WESTMORELAND — Westmoreland Central School Board of Education will present a proposed 2019-20 budget calling for a 1.81 percent increase in spending and a 1.99 percent increase in the amount to be raised by taxes.
District residents will vote on the proposed spending plan from 11 a.m. to 9 p.m. Tuesday, May 21 at the junior/senior high school gym lobby. A public hearing will be held prior to the vote at 7 p.m. Tuesday, May 14 at the junior/senior high school auditorium.
There are also four incumbents who are running to fill three three-year terms on the Board of Education, and one one-year term to run from May 22 through June 30, 2020. Candidates are Vice-president Joseph Vanderhoff, Heather Johnson, Pamela Murphy and Christine Calogero.
Superintendent Rocco J. Migliori said this year’s state budget provided the school district with about a 2.9 percent increase in foundation aid, which amounted to $223,551. Foundation aid is the operational aid each district receives from the state to operate their school districts. Based indirectly upon income and property wealth of the district and student enrollment, the greater the district wealth, the less aid it receives, Migliori explained.
“Our enrollment has leveled, but as our district income and property wealth continues to increase, our foundation aid, as a percentage of our overall budget, deceases,” the superintendent said. “An indication of our increased district wealth is that in 2000-01, state aid made up about 65 percent of our budget, while today, it’s only about 55 percent. The foundation aid formula is designed to provide the most money to districts that can least afford a tax levy (amount to be raised by taxes) increase.”
The superintendent said the Gap Elimination Assessment, which is the amount of money that state has taken back from school districts to help close the state budget gap, ended three years ago. However, since the introduction of GEA in 2010-11, the district lost more than $6.9 million in promised foundation aid, he said.

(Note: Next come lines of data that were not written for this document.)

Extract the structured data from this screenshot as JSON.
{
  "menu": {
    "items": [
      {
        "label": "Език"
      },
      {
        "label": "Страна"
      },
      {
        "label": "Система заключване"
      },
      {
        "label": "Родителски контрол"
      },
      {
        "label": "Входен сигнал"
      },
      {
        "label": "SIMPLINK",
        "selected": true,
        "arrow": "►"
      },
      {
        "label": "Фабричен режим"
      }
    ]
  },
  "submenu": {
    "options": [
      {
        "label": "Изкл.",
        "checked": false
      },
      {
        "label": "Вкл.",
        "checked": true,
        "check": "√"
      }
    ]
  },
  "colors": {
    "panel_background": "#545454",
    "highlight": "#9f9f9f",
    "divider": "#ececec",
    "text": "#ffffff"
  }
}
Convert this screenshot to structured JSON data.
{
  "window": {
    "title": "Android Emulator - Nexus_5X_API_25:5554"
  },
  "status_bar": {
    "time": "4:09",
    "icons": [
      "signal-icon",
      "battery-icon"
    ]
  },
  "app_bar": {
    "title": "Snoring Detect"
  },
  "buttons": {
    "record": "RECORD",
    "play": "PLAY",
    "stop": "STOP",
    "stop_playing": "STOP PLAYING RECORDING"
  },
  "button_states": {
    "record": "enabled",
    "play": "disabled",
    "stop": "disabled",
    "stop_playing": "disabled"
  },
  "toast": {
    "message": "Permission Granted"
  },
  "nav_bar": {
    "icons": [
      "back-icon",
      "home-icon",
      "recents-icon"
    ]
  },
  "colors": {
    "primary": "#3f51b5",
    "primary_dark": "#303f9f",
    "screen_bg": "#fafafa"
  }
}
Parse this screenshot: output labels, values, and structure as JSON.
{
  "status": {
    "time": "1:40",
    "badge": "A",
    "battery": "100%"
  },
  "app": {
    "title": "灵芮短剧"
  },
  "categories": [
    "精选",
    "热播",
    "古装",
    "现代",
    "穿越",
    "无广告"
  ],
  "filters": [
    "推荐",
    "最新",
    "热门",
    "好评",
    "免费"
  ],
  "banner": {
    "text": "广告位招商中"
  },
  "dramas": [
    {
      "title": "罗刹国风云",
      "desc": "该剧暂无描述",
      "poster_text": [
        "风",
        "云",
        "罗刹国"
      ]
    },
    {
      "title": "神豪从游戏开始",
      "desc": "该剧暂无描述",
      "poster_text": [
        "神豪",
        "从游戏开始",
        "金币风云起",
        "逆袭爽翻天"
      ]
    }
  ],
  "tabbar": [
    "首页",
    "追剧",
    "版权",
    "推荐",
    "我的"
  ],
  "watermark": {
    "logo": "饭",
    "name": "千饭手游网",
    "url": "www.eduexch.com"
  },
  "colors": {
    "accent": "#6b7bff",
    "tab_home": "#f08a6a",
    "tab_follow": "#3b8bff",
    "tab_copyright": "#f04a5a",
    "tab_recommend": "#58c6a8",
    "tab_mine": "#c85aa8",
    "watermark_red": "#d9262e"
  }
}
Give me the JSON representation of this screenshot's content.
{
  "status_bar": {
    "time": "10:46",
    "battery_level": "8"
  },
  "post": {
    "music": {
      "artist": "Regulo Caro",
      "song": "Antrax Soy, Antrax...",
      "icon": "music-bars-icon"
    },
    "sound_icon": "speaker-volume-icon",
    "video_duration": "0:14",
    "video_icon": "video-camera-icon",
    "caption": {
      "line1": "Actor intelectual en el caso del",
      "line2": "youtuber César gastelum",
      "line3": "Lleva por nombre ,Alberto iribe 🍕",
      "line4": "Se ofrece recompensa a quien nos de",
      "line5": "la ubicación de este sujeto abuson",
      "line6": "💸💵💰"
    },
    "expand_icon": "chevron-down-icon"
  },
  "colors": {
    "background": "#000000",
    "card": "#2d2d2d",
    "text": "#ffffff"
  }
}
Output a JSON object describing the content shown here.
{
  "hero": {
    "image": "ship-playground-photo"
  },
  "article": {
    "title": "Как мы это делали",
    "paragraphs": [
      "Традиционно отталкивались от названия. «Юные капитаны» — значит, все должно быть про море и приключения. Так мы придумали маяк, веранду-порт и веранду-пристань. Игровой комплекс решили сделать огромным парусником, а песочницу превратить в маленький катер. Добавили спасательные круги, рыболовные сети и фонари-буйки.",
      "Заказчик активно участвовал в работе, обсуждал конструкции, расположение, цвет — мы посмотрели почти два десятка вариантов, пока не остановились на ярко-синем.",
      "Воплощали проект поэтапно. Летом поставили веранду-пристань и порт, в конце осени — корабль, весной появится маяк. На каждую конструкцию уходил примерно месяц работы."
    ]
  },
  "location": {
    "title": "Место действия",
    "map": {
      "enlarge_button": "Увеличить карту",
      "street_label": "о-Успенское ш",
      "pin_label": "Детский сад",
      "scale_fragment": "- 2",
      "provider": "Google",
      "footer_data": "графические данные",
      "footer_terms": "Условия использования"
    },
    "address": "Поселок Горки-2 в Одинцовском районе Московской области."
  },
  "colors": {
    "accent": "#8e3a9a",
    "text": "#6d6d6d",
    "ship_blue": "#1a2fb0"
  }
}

“We have shared with you over the past eight years all that we have done to help balance our budgets, and we are grateful for all of the support from the community and bargaining units in making this happen,” Migliori stated.
The proposed spending plan being presented to voters on May 21 carries with it an increase of $401,551 in spending compared to the 2018-19 budget, or 1.81 percent.
“The increase is the result of cost of living increases for salaries and benefits and the purchase of three new buses,” the superintendent said. “As you can see, even with keeping to a minimal spending increase, we still aren’t receiving increases in foundation aid that allow our revenues to match our expenditures. A 2.9 percent increase in foundation aid ($223,551) from New York state and a 1.81 percent increase in spending ($401,551), will still necessitate a small increase in the tax levy.”
The proposed tax levy increase for the 2019-20 spending plan is about $160,000, or 1.99 percent, which is well below the tax levy limit calculated to be 3.96 percent this year, Migliori said.
“The difference will be made up through increases in expenditure driven aides, namely transportation aid and BOCES,” he said. “As a result of the additional transportation aid we received this year, the purchase of three new buses, if approved, will not necessitate any additional funding to be provided by the district.”
The superintendent said, “Our Board of Education has made it their mission to provide the best programs possible for all kids, while at the same time, limiting the tax levy increase...We will continue to revise our five-year fiscal plan and be vigilant of spending as we plan for what could potentially be smaller increases in foundation aid in subsequent years.”
District residents will also find a separate proposition on the school budget ballot for the purchase of three new buses. Business Administrator Mark Kennedy said the purchase of the three buses, for a total $292,249, will have no tax impact because the district is not financing the purchase.